Despite the company beating both top and bottom line estimates, investors dwelled on the ‘high watermark’ comment, which likely referred to operating margins having peaked for the year due to rising commodity prices. Whatever the case may be, the highly cyclical nature of industrials companies’ profits should not be used as a barometer for the wider market.


Changing market composition, deregulation, globalization and tax reform means margins will not necessarily mean revert (back to around 6%). In fact, taking a longer view of US corporate margins back to 1950 shows a structural pick up over the past 15 years.


With increased focus on margins, it is interesting to note that at 39%, the share of companies reporting profit margin contractions this quarter is the lowest since 2010. Companies reporting operating margin contraction stands at 53% so far, down from last quarter (55%) and on par with 12-months earlier. To smooth out seasonal patterns, we use a rolling 4-quarter series in our nearby charts.


Of course this could still change. With late cycle signals growing it makes sense to take a more balanced approach. But, strong earnings and record margins need not foretell an imminent peak.


Taking a broader view, while US margins are at highs, Eurozone and Emerging Markets forward net profit margins are 250bps and 290bps below their 2007 peaks respectively.
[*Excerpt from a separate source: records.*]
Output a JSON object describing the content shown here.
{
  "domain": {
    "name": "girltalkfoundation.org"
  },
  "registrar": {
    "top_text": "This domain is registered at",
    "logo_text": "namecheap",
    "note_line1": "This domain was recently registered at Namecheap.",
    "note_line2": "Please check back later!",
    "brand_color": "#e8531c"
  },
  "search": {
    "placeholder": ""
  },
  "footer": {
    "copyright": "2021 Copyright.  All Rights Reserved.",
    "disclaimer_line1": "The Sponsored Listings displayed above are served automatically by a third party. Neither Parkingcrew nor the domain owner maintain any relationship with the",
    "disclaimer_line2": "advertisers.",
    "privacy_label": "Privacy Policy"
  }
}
The other rationale given for the so-far stellar earnings season not getting reflected in share price performance is the sharp rise in the 10-year US Treasury yield, which reached the psychological (but technically insignificant) 3% level last week. Rising bond yields, insofar as they reflect higher growth expectations, are generally positive for equities. We do not expect bond yields to rise meaningfully higher from here, but recent levels likely reflect a new, higher trading range.


Sure, the US stock market embedded a lot of good news last year. This is why Citi Private Bank has the market as a neutral weighting amid massive earnings gains. But US and global shares are now falling short of future profit gains likely through 2019.